“Remember to Celebrate Milestones as You Prepare for the Road Ahead” -Nelson Mandela

In 2022, HeartLands Conservancy supporters reached a milestone for conservation. Together we have preserved over 10,000 acres of land for nature, farms, and recreation in southern Illinois. As we celebrate this milestone, we also must, as Nelson Mandela said, prepare for what’s to come.

Conserving, connecting, and restoring land for wildlife, food, and people is critical for our region’s quality of life. To continue this work, we must prepare for continuing episodes of extreme weather, ongoing battles against invasive species, repair of degraded of forests and prairies, increased need for community green spaces for enjoyment, and increased food insecurity. The list goes on.

If you’re like us, you know that 10,000 acres are just the beginning! So, let’s celebrate the work we’ve accomplished together and let’s prepare for the future of the special places in which we live.

Here are just a few of the special places you’ve protected and where we are going with them.

Poag Sand Prairie – Edwardsville

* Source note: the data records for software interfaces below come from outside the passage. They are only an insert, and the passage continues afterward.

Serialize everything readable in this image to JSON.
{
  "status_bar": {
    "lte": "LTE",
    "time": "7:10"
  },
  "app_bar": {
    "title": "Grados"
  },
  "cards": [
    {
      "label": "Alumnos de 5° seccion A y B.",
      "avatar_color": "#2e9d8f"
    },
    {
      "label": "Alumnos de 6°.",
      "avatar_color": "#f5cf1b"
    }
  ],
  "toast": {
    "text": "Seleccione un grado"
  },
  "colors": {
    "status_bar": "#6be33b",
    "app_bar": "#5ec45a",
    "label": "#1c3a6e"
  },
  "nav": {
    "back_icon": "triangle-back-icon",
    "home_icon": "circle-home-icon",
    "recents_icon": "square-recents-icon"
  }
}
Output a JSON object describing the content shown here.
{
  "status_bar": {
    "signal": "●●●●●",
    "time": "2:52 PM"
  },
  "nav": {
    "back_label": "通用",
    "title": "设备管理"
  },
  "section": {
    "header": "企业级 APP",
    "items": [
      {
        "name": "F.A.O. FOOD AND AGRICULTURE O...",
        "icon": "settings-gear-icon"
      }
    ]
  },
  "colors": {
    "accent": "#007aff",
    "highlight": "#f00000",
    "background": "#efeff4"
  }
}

Celebrate: Poag Sand Prairie is 20 acres near Edwardsville. This rare habitat is owned by HeartLands Conservancy and is home to state-threatened Illinois Chorus Frogs, tiny frogs that are found only in a few places in the state. Restoration of the sand prairie is underway, and thanks to a grant from the Edwardsville Community Foundation, major chunks of the prairie will be under restoration by this summer. Restoring the prairie habitat will be beneficial to the frogs, quail, turtles, and other animals that need this type of habitat to survive.

Visit: Poag Sand Prairie – it’s open the public! A short out-and-back trail takes you through the prairie. We recommend visiting in the summer to see the beautiful wildflower display.

The Future: More habitat is needed to help these frogs survive. We are actively working to preserve land and restore habitat in the area of Poag Sand Prairie.


Arlington Wetlands – Pontoon Beach

Celebrate: Arlington Wetlands is an 83-acre remnant of the Mississippi River, called a “meander scar”. Its preservation serves an important role in providing stormwater storage, clean water, wildlife habitat, and recreation opportunities. It features two sand prairies, a floating boardwalk, and beautiful scenery.

The property is owned by Madison County, and we work with the County to steward the land. A 1.5-mile trail will take you from the parking lot across the boardwalk to a large sand prairie.

Visit: Join us for a night hike here on June 29, 2023. You may see fireflies and other nocturnal creatures! (See page 30 for more information).

The Future: A site with prairies and wetland forest needs a lot of stewardship. Volunteers, prescribed burn crews, and contractors will continue site work.

Kathleen Scanlan Conservation Area – Venedy

Celebrate: A part of the mighty Kaskaskia River is surrounded by the state’s largest forest block – and Kathleen Scanlan Conservation Area is 174 acres of that forest. The floodplain forest protects ancient trees and provides a habitat for many animals, especially migratory birds. Our favorite is the prothonotary warbler – a tropical bird named after the bright yellow robes worn by papal clerks, known as prothonotaries.

Visit: While not open to the public at this time, the conservation area is a critical piece of protected forest along the banks of the Kaskaskia River.

The Future: We dream of kayaking to this spot one day. Until then, the work continues to monitor and steward the land to protect the health of the mighty oaks on this property. Volunteers have installed nesting boxes for the prothonotary warblers to encourage their residence.

Brushy Lake – Collinsville

Celebrate: This 80-acre property is part of a 400+ acre complex of wetlands. Restoration of the wetlands began in 2022, with a goal of returning the flooded farm field to wet meadows and providing habitat for Black Crowned Night Herons and Snowy Egrets, which have lost their nesting places in the area.

Visit: Public access is not available until restoration is complete. However…

The Future: After the ecological restoration has been completed, the next phase will provide public access to the view birds and other wetland wildlife.


Mill Creek Natural Area – Ava/Randolph County

Celebrate: The 115-acre Mill Creek Natural Area contains sandstone canyons, gorges, and cliff systems that host unusual plants, including the cinnamon fern and bishop’s cap. The property is part of a larger sensitive ecosystem in southern Randolph County near Piney Creek Ravine. HeartLands Conservancy and Clifftop worked together to purchase and protect the property in 2011.

Visit: The property is now owned by the Illinois Department of Natural Resources, but not yet open to the public due to sensitive ecological areas.

The Future: We encourage the State of Illinois to enroll this unique property as an Illinois Nature Preserve, which will provide it a special status in the state land holdings.

-Mary Vandevord, President & CEO